Problem to solve: Report, as a number alone, how many lines below contain the string "image".

Recorded data:
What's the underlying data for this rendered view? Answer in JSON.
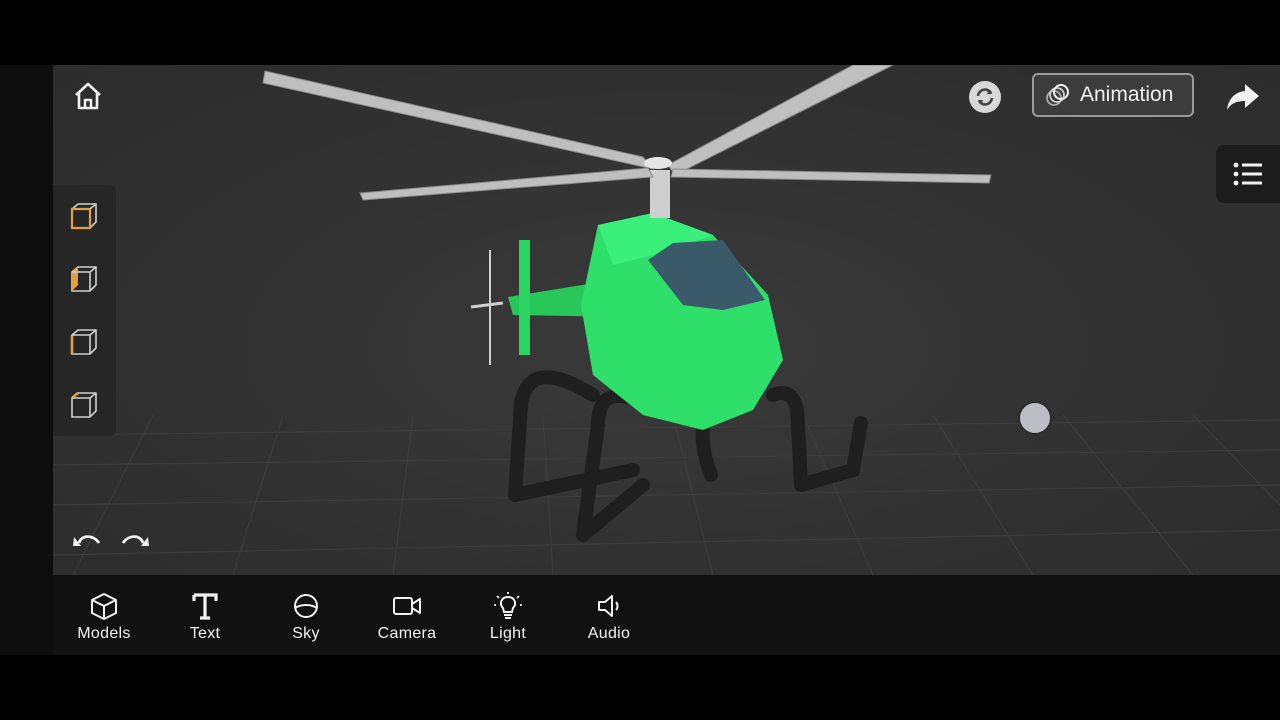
{
  "toolbar_top": {
    "animation_label": "Animation"
  },
  "view_panel": {
    "items": [
      {
        "name": "view-cube-front",
        "accent": "#e0a040"
      },
      {
        "name": "view-cube-left",
        "accent": "#e0a040"
      },
      {
        "name": "view-cube-right",
        "accent": "#e0a040"
      },
      {
        "name": "view-cube-top",
        "accent": "#e0a040"
      }
    ]
  },
  "model": {
    "body_color": "#2ee06a",
    "window_color": "#3a5a6a"
  },
  "bottom_toolbar": {
    "items": [
      {
        "label": "Models",
        "icon": "cube-icon"
      },
      {
        "label": "Text",
        "icon": "text-icon"
      },
      {
        "label": "Sky",
        "icon": "sky-icon"
      },
      {
        "label": "Camera",
        "icon": "camera-icon"
      },
      {
        "label": "Light",
        "icon": "lightbulb-icon"
      },
      {
        "label": "Audio",
        "icon": "speaker-icon"
      }
    ]
  }
}
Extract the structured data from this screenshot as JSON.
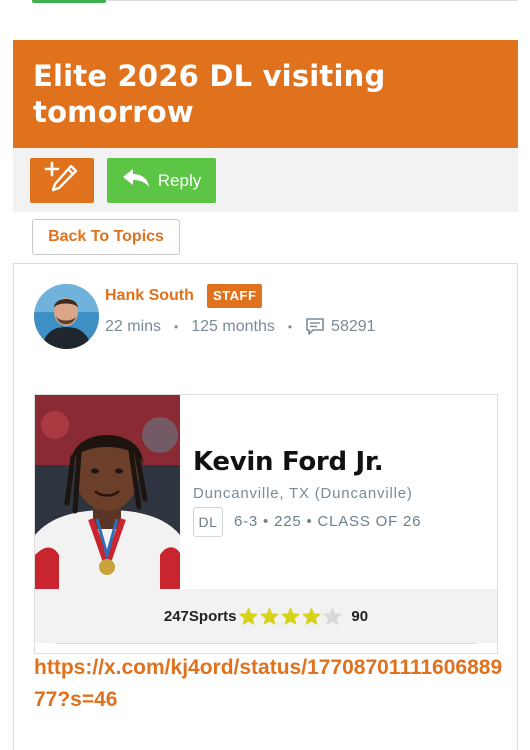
{
  "thread": {
    "title": "Elite 2026 DL visiting tomorrow"
  },
  "actions": {
    "reply_label": "Reply",
    "back_label": "Back To Topics"
  },
  "post": {
    "author": "Hank South",
    "badge": "STAFF",
    "time_ago": "22 mins",
    "member_duration": "125 months",
    "post_count": "58291",
    "link": "https://x.com/kj4ord/status/1770870111160688977?s=46"
  },
  "player": {
    "name": "Kevin Ford Jr.",
    "hometown": "Duncanville, TX (Duncanville)",
    "position": "DL",
    "stats": "6-3 • 225 • CLASS OF 26",
    "rating_source": "247Sports",
    "stars_filled": 4,
    "stars_total": 5,
    "rating": "90"
  },
  "colors": {
    "brand_orange": "#e0721e",
    "reply_green": "#5cc545",
    "meta_gray": "#7a8b97",
    "star_yellow": "#d6d21a",
    "star_empty": "#d8d8d8"
  },
  "icons": {
    "edit": "pencil-plus-icon",
    "reply": "reply-arrow-icon",
    "posts": "chat-bubble-icon",
    "star": "star-icon"
  }
}
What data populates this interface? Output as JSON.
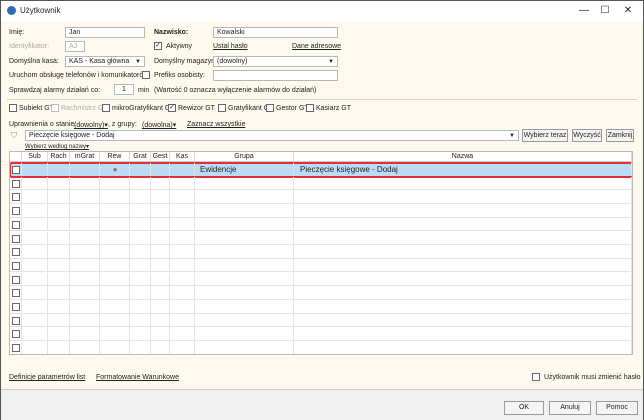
{
  "window": {
    "title": "Użytkownik"
  },
  "form": {
    "imie_label": "Imię:",
    "imie": "Jan",
    "nazwisko_label": "Nazwisko:",
    "nazwisko": "Kowalski",
    "identyfikator_label": "Identyfikator:",
    "identyfikator": "AJ",
    "aktywny_label": "Aktywny",
    "aktywny": true,
    "ustal_haslo": "Ustal hasło",
    "dane_adresowe": "Dane adresowe",
    "kasa_label": "Domyślna kasa:",
    "kasa": "KAS - Kasa główna",
    "magazyn_label": "Domyślny magazyn:",
    "magazyn": "(dowolny)",
    "telefony_label": "Uruchom obsługę telefonów i komunikatorów",
    "prefiks_label": "Prefiks osobisty:",
    "prefiks": "",
    "alarmy_label": "Sprawdzaj alarmy działań co:",
    "alarmy": "1",
    "alarmy_unit": "min",
    "alarmy_note": "(Wartość 0 oznacza wyłączenie alarmów do działań)"
  },
  "products": [
    {
      "label": "Subiekt GT",
      "checked": false,
      "disabled": false
    },
    {
      "label": "Rachmistrz GT",
      "checked": false,
      "disabled": true
    },
    {
      "label": "mikroGratyfikant GT",
      "checked": false,
      "disabled": false
    },
    {
      "label": "Rewizor GT",
      "checked": true,
      "disabled": false
    },
    {
      "label": "Gratyfikant GT",
      "checked": false,
      "disabled": false
    },
    {
      "label": "Gestor GT",
      "checked": false,
      "disabled": false
    },
    {
      "label": "Kasiarz GT",
      "checked": false,
      "disabled": false
    }
  ],
  "filter": {
    "stan_label": "Uprawnienia o stanie:",
    "stan": "(dowolny)",
    "grupa_label": ", z grupy:",
    "grupa": "(dowolna)",
    "zaznacz": "Zaznacz wszystkie",
    "search": "Pieczęcie księgowe - Dodaj",
    "wybierz_teraz": "Wybierz teraz",
    "wyczysc": "Wyczyść",
    "zamknij": "Zamknij",
    "wybierz_nazwy": "Wybierz według nazwy"
  },
  "grid": {
    "columns": [
      "Sub",
      "Rach",
      "mGrat",
      "Rew",
      "Grat",
      "Gest",
      "Kas",
      "Grupa",
      "Nazwa"
    ],
    "rows": [
      {
        "rew": "●",
        "grupa": "Ewidencje",
        "nazwa": "Pieczęcie księgowe - Dodaj",
        "selected": true
      }
    ]
  },
  "footer": {
    "definicje": "Definicje parametrów list",
    "formatowanie": "Formatowanie Warunkowe",
    "musi_zmienic": "Użytkownik musi zmienić hasło"
  },
  "buttons": {
    "ok": "OK",
    "anuluj": "Anuluj",
    "pomoc": "Pomoc"
  }
}
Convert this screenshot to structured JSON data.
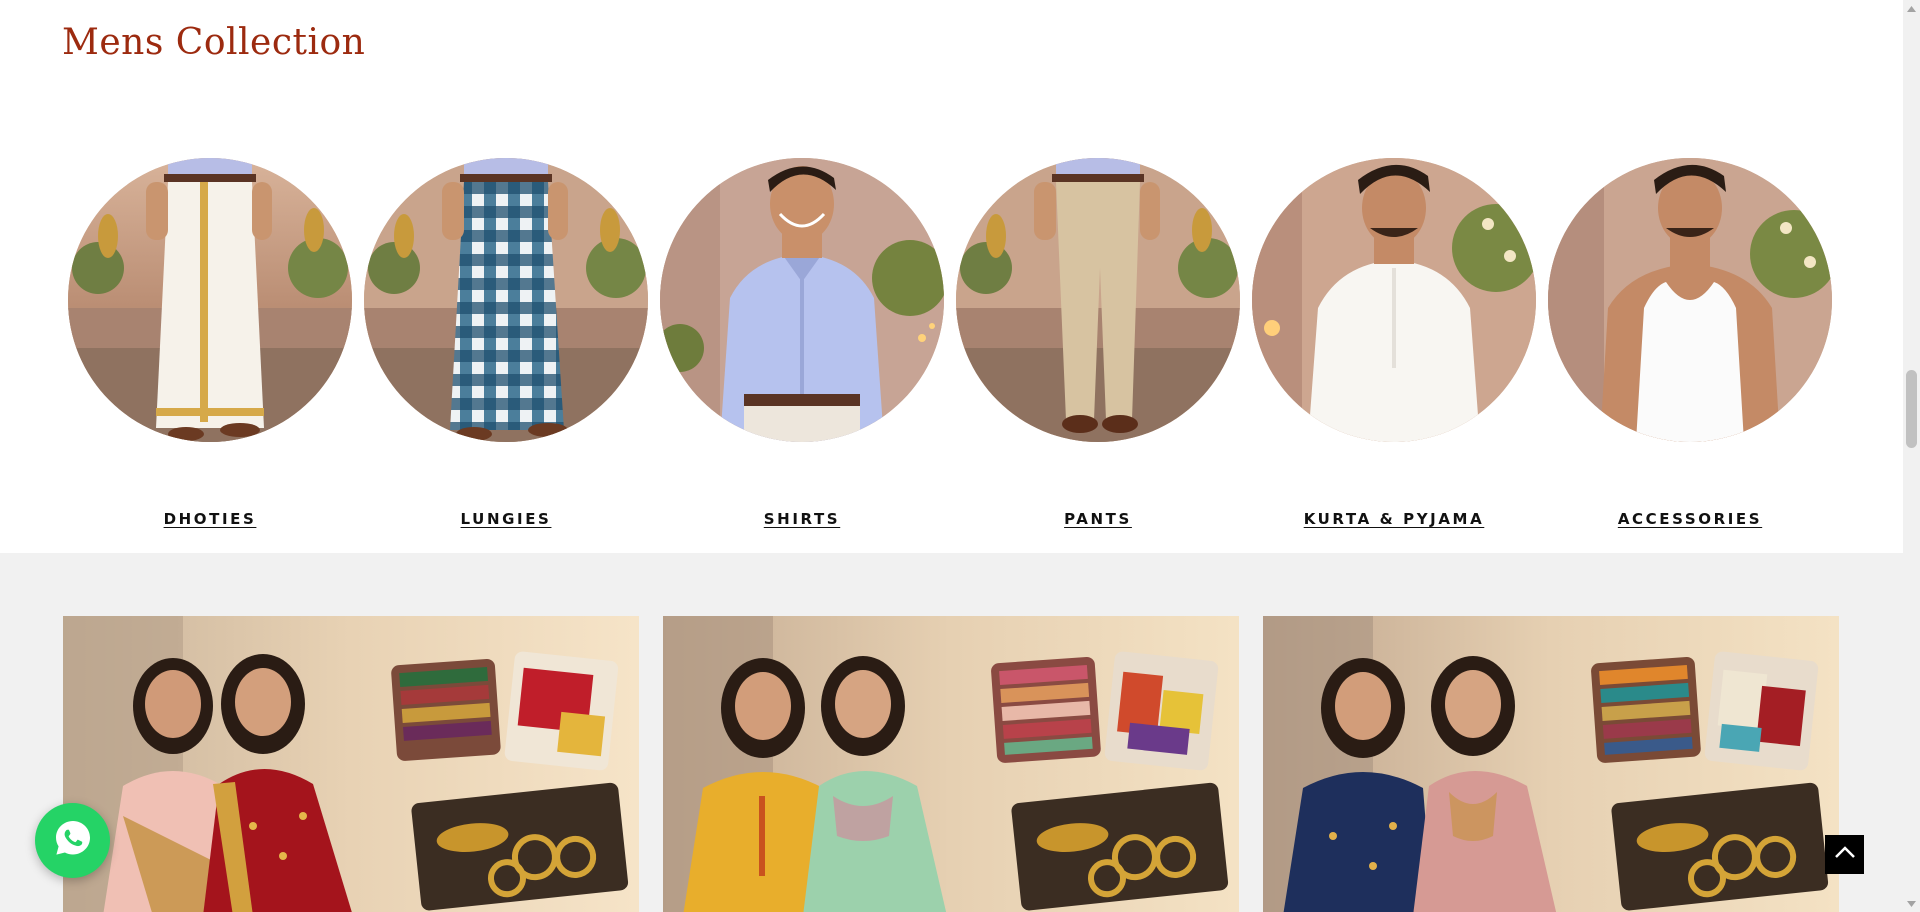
{
  "mens_collection": {
    "title": "Mens Collection",
    "categories": [
      {
        "label": "DHOTIES",
        "image": "man in white dhoti with gold border"
      },
      {
        "label": "LUNGIES",
        "image": "man in blue checked lungi"
      },
      {
        "label": "SHIRTS",
        "image": "man in light blue shirt"
      },
      {
        "label": "PANTS",
        "image": "man in beige trousers"
      },
      {
        "label": "KURTA & PYJAMA",
        "image": "man in white kurta"
      },
      {
        "label": "ACCESSORIES",
        "image": "man in white vest"
      }
    ]
  },
  "banners": [
    {
      "image": "two women in sarees with fabric and jewellery collage"
    },
    {
      "image": "two women in salwar suits with fabric and jewellery collage"
    },
    {
      "image": "two women in kurtis with fabric and jewellery collage"
    }
  ],
  "floating": {
    "whatsapp_icon": "whatsapp-icon",
    "back_to_top_icon": "chevron-up-icon"
  },
  "colors": {
    "title": "#9c2a0f",
    "whatsapp": "#25d366",
    "banner_bg": "#f1f1f1"
  }
}
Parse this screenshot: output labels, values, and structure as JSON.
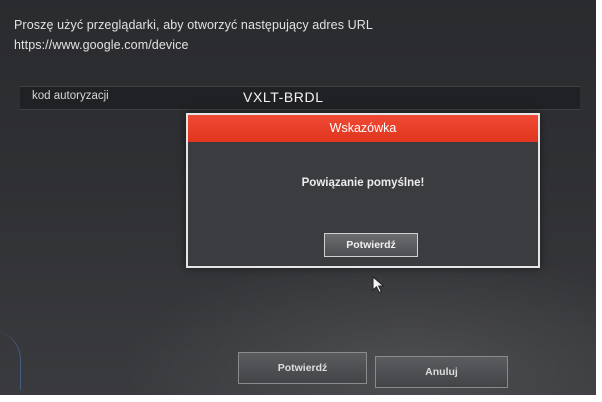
{
  "screen": {
    "instruction_line1": "Proszę użyć przeglądarki, aby otworzyć następujący adres URL",
    "instruction_line2": "https://www.google.com/device"
  },
  "auth_table": {
    "label": "kod autoryzacji",
    "value": "VXLT-BRDL"
  },
  "dialog": {
    "title": "Wskazówka",
    "message": "Powiązanie pomyślne!",
    "confirm_label": "Potwierdź"
  },
  "footer": {
    "confirm_label": "Potwierdź",
    "cancel_label": "Anuluj"
  },
  "colors": {
    "dialog_header": "#e0351f",
    "screen_background": "#2f3033",
    "dialog_border": "#e6e6e6"
  },
  "icons": {
    "cursor": "mouse-pointer-icon"
  }
}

Solved exercise: 9